What might the Golden Knights receive in return? That’s unclear. A team trading for Karlsson would still have to work out a contract with him, so it would negotiate with Vegas on the assumption it was acquiring his rights for one season.
Another high-scoring center, Matt Duchene, fetched the Avalanchefirst-, second- and third-round picks plus three prospects in 2017 when he was traded to Ottawa, but the Senators were acquiring almost two full seasons of Duchene. This year, when Duchene got traded again—this time to Columbus—Ottawa received a first-round pick, a conditional first and two prospects in exchange for half a season of Duchene.
The acquiring team would have the same issue Vegas does in terms of figuring out how to value Karlsson, not only when it comes to sorting out the new contract but also in how much to send Vegas for the opportunity to try.
There’s no real deadline for Karlsson and Vegas to come to terms during the offseason, aside from the start of camp. If the contract dispute lasts beyond summer, Karlsson could miss preseason or even regular-season games.

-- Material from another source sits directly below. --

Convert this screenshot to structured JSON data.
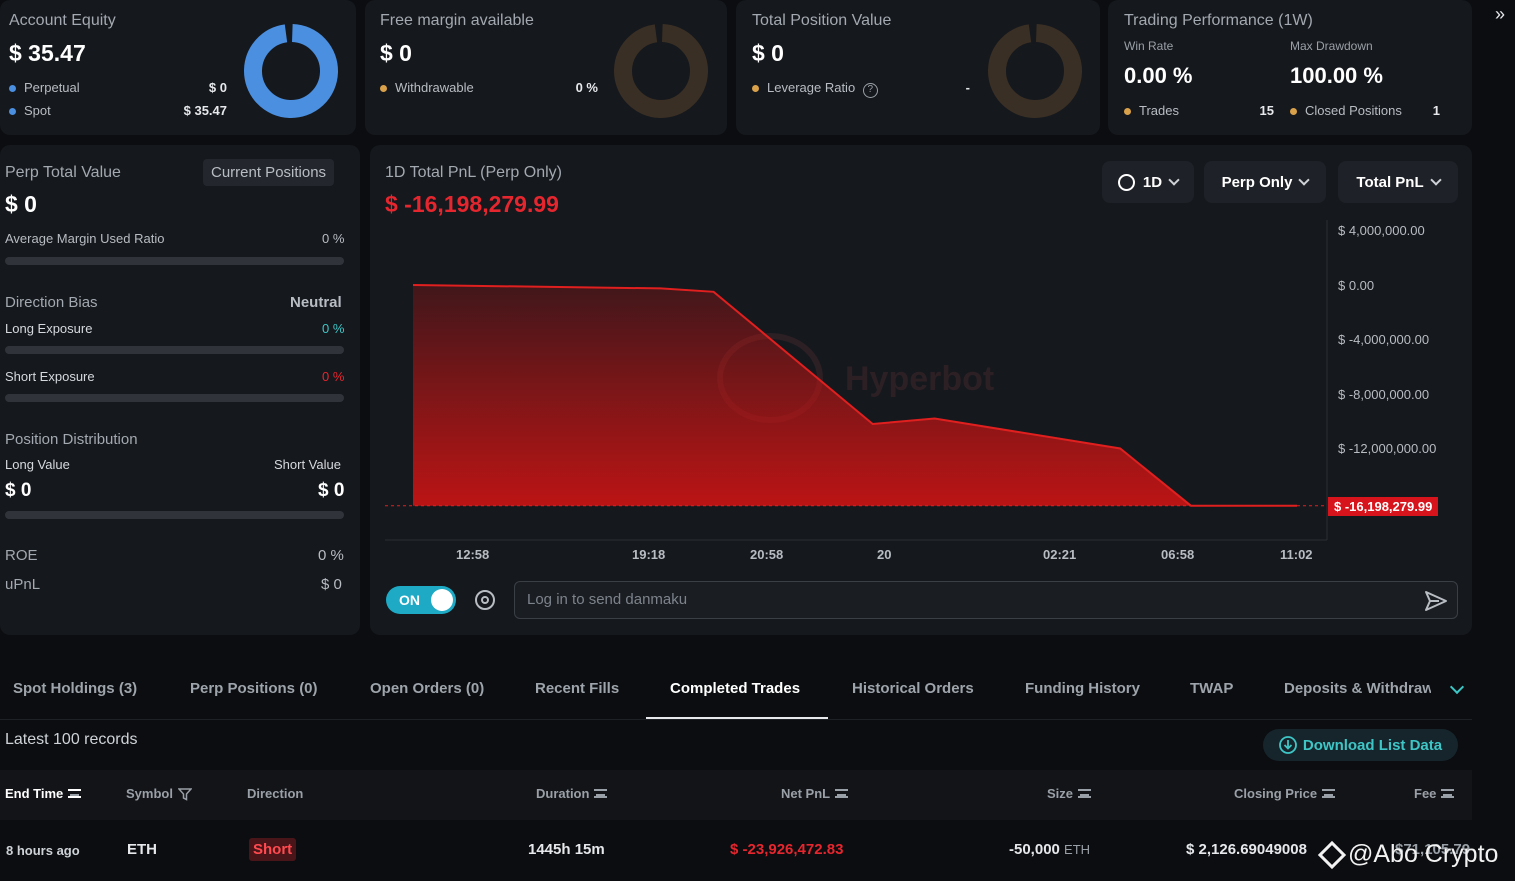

The two sides must put pen to paper by an established date—last year it was December 2—in order to be eligible for him to play here during the 2019-20 season.
Teammate Shea Theodore held out last year, missing five preseason games before agreeing to his seven-year deal as a restricted free agent. Missing regular-season games isn’t a foreign concept either; Toronto’s William Nylander missed 27 this past season before signing on deadline day. So, yes, it’s possible the contract disputes with Karlsson could last into the fall.
This was last year’s compromise, a bandage that delays the issue without solving it. The team retains Karlsson’s rights for one more year before he becomes eligible for unrestricted free agency next July. At that point, a one-year deal would be highly unlikely, since Karlsson could negotiate with other teams, one of which would likely jump at signing him long-term.
A one-year deal this offseason would be a “better than nothing” approach. On one hand, it would signal that Karlsson and the team couldn’t work out a way to keep him in Vegas for the long haul, clouding the 2019-20 season with the worry that it will be his last as a Golden Knight. On the other, it would allow Karlsson to come into camp with a contract and play the season, knowing the two sides could still hammer out an extension during the season.
This is the option both sides have said they prefer. If they decide this is the way to go, deciding on the number of years would come next.
Typically, players have fought for the security of eight years, as Mark Stone did when he received that term after Vegas acquired him in March. Expect Karlsson to want the same. He’ll be 27 in January, so this is his time to cash in big. It’s unlikely he can sign a bridge deal and make as much money on his next contract.
The Golden Knights will likely push for a shorter deal, maybe in the three-to-five-year range. It allows the team to see whether he’s more like the 43-goal scorer of their inaugural season or the 24-goal scorer of last season, and mitigate the risk of signing a player who could decline on the other side of age 30.
All told, a long-term deal remains the likeliest option. Karlsson seems happy in Las Vegas, and the Golden Knights would prefer to have him centering one of their top lines for years to come. The question is how both sides will get there, and what other path they’ll take if they don’t.
This story originally appeared in the Las Vegas Weekly.